  • I no longer have to coincidentally supply a character to the party at the same time as someone died. I personally always found this awkward/immersion breaking
  • Players can no longer game the system via suicide
  • Death has weight because the character actually dies and its role may have to be filled in a different way (such as a Fighter being replaced by a Paladin)
  • The penalty for Death can be mitigated by playing different characters in different sessions
  • It encourages Role-play because you may be playing different characters in different sessions; each with their own history with the party and history of decisions/introductions/backstory/etc
  • Loot on the dead body is up for grabs! No longer does a player's items disappear and a brand new set of gear magically appear on some character. Similarly, this means that gear is more likely to be passed around between characters. Note: I also tend to be conservative on players buying loot.
  • Choosing a race and a class level or two makes optimizing and choosing these various characters different than your previous. You could make a suboptimal version of your last character, but why would you?
  • It introduces a concrete fail-state for the party: Run out of characters? Game over.

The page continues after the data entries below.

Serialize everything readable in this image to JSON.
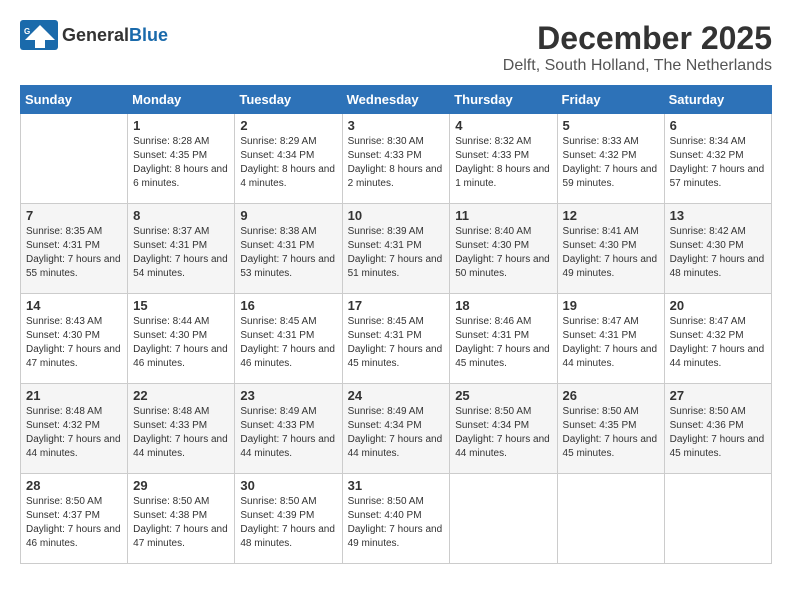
{
  "header": {
    "logo_general": "General",
    "logo_blue": "Blue",
    "month": "December 2025",
    "location": "Delft, South Holland, The Netherlands"
  },
  "days_of_week": [
    "Sunday",
    "Monday",
    "Tuesday",
    "Wednesday",
    "Thursday",
    "Friday",
    "Saturday"
  ],
  "weeks": [
    [
      {
        "day": "",
        "sunrise": "",
        "sunset": "",
        "daylight": "",
        "empty": true
      },
      {
        "day": "1",
        "sunrise": "Sunrise: 8:28 AM",
        "sunset": "Sunset: 4:35 PM",
        "daylight": "Daylight: 8 hours and 6 minutes."
      },
      {
        "day": "2",
        "sunrise": "Sunrise: 8:29 AM",
        "sunset": "Sunset: 4:34 PM",
        "daylight": "Daylight: 8 hours and 4 minutes."
      },
      {
        "day": "3",
        "sunrise": "Sunrise: 8:30 AM",
        "sunset": "Sunset: 4:33 PM",
        "daylight": "Daylight: 8 hours and 2 minutes."
      },
      {
        "day": "4",
        "sunrise": "Sunrise: 8:32 AM",
        "sunset": "Sunset: 4:33 PM",
        "daylight": "Daylight: 8 hours and 1 minute."
      },
      {
        "day": "5",
        "sunrise": "Sunrise: 8:33 AM",
        "sunset": "Sunset: 4:32 PM",
        "daylight": "Daylight: 7 hours and 59 minutes."
      },
      {
        "day": "6",
        "sunrise": "Sunrise: 8:34 AM",
        "sunset": "Sunset: 4:32 PM",
        "daylight": "Daylight: 7 hours and 57 minutes."
      }
    ],
    [
      {
        "day": "7",
        "sunrise": "Sunrise: 8:35 AM",
        "sunset": "Sunset: 4:31 PM",
        "daylight": "Daylight: 7 hours and 55 minutes."
      },
      {
        "day": "8",
        "sunrise": "Sunrise: 8:37 AM",
        "sunset": "Sunset: 4:31 PM",
        "daylight": "Daylight: 7 hours and 54 minutes."
      },
      {
        "day": "9",
        "sunrise": "Sunrise: 8:38 AM",
        "sunset": "Sunset: 4:31 PM",
        "daylight": "Daylight: 7 hours and 53 minutes."
      },
      {
        "day": "10",
        "sunrise": "Sunrise: 8:39 AM",
        "sunset": "Sunset: 4:31 PM",
        "daylight": "Daylight: 7 hours and 51 minutes."
      },
      {
        "day": "11",
        "sunrise": "Sunrise: 8:40 AM",
        "sunset": "Sunset: 4:30 PM",
        "daylight": "Daylight: 7 hours and 50 minutes."
      },
      {
        "day": "12",
        "sunrise": "Sunrise: 8:41 AM",
        "sunset": "Sunset: 4:30 PM",
        "daylight": "Daylight: 7 hours and 49 minutes."
      },
      {
        "day": "13",
        "sunrise": "Sunrise: 8:42 AM",
        "sunset": "Sunset: 4:30 PM",
        "daylight": "Daylight: 7 hours and 48 minutes."
      }
    ],
    [
      {
        "day": "14",
        "sunrise": "Sunrise: 8:43 AM",
        "sunset": "Sunset: 4:30 PM",
        "daylight": "Daylight: 7 hours and 47 minutes."
      },
      {
        "day": "15",
        "sunrise": "Sunrise: 8:44 AM",
        "sunset": "Sunset: 4:30 PM",
        "daylight": "Daylight: 7 hours and 46 minutes."
      },
      {
        "day": "16",
        "sunrise": "Sunrise: 8:45 AM",
        "sunset": "Sunset: 4:31 PM",
        "daylight": "Daylight: 7 hours and 46 minutes."
      },
      {
        "day": "17",
        "sunrise": "Sunrise: 8:45 AM",
        "sunset": "Sunset: 4:31 PM",
        "daylight": "Daylight: 7 hours and 45 minutes."
      },
      {
        "day": "18",
        "sunrise": "Sunrise: 8:46 AM",
        "sunset": "Sunset: 4:31 PM",
        "daylight": "Daylight: 7 hours and 45 minutes."
      },
      {
        "day": "19",
        "sunrise": "Sunrise: 8:47 AM",
        "sunset": "Sunset: 4:31 PM",
        "daylight": "Daylight: 7 hours and 44 minutes."
      },
      {
        "day": "20",
        "sunrise": "Sunrise: 8:47 AM",
        "sunset": "Sunset: 4:32 PM",
        "daylight": "Daylight: 7 hours and 44 minutes."
      }
    ],
    [
      {
        "day": "21",
        "sunrise": "Sunrise: 8:48 AM",
        "sunset": "Sunset: 4:32 PM",
        "daylight": "Daylight: 7 hours and 44 minutes."
      },
      {
        "day": "22",
        "sunrise": "Sunrise: 8:48 AM",
        "sunset": "Sunset: 4:33 PM",
        "daylight": "Daylight: 7 hours and 44 minutes."
      },
      {
        "day": "23",
        "sunrise": "Sunrise: 8:49 AM",
        "sunset": "Sunset: 4:33 PM",
        "daylight": "Daylight: 7 hours and 44 minutes."
      },
      {
        "day": "24",
        "sunrise": "Sunrise: 8:49 AM",
        "sunset": "Sunset: 4:34 PM",
        "daylight": "Daylight: 7 hours and 44 minutes."
      },
      {
        "day": "25",
        "sunrise": "Sunrise: 8:50 AM",
        "sunset": "Sunset: 4:34 PM",
        "daylight": "Daylight: 7 hours and 44 minutes."
      },
      {
        "day": "26",
        "sunrise": "Sunrise: 8:50 AM",
        "sunset": "Sunset: 4:35 PM",
        "daylight": "Daylight: 7 hours and 45 minutes."
      },
      {
        "day": "27",
        "sunrise": "Sunrise: 8:50 AM",
        "sunset": "Sunset: 4:36 PM",
        "daylight": "Daylight: 7 hours and 45 minutes."
      }
    ],
    [
      {
        "day": "28",
        "sunrise": "Sunrise: 8:50 AM",
        "sunset": "Sunset: 4:37 PM",
        "daylight": "Daylight: 7 hours and 46 minutes."
      },
      {
        "day": "29",
        "sunrise": "Sunrise: 8:50 AM",
        "sunset": "Sunset: 4:38 PM",
        "daylight": "Daylight: 7 hours and 47 minutes."
      },
      {
        "day": "30",
        "sunrise": "Sunrise: 8:50 AM",
        "sunset": "Sunset: 4:39 PM",
        "daylight": "Daylight: 7 hours and 48 minutes."
      },
      {
        "day": "31",
        "sunrise": "Sunrise: 8:50 AM",
        "sunset": "Sunset: 4:40 PM",
        "daylight": "Daylight: 7 hours and 49 minutes."
      },
      {
        "day": "",
        "sunrise": "",
        "sunset": "",
        "daylight": "",
        "empty": true
      },
      {
        "day": "",
        "sunrise": "",
        "sunset": "",
        "daylight": "",
        "empty": true
      },
      {
        "day": "",
        "sunrise": "",
        "sunset": "",
        "daylight": "",
        "empty": true
      }
    ]
  ]
}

This all said, this is a much more ruthless game than many people play.

The "NPCs" I introduce tend to be of low level so that the player can customize them outside of those few first choices I've implicitly made for them (race, starting class, etc.)

Adjustments to this could be made, such as having the backups level with the characters and such; I just happened to have modeled my game akin to Darkest Dungeon.

Issues:

  • Doing this can result in players being unhappy with their choice of NPCs. Attempt to cultivate them with players in mind and what they like. I have one player who refuses to play a dwarf which limits the NPCs available to him if he dies.

  • Some people put a lot of weight on building a character (even that of first level); naturally the above approach makes character optimization less available and character choices much more limited

  • It's at least partly your fault if the character turns out to be garbage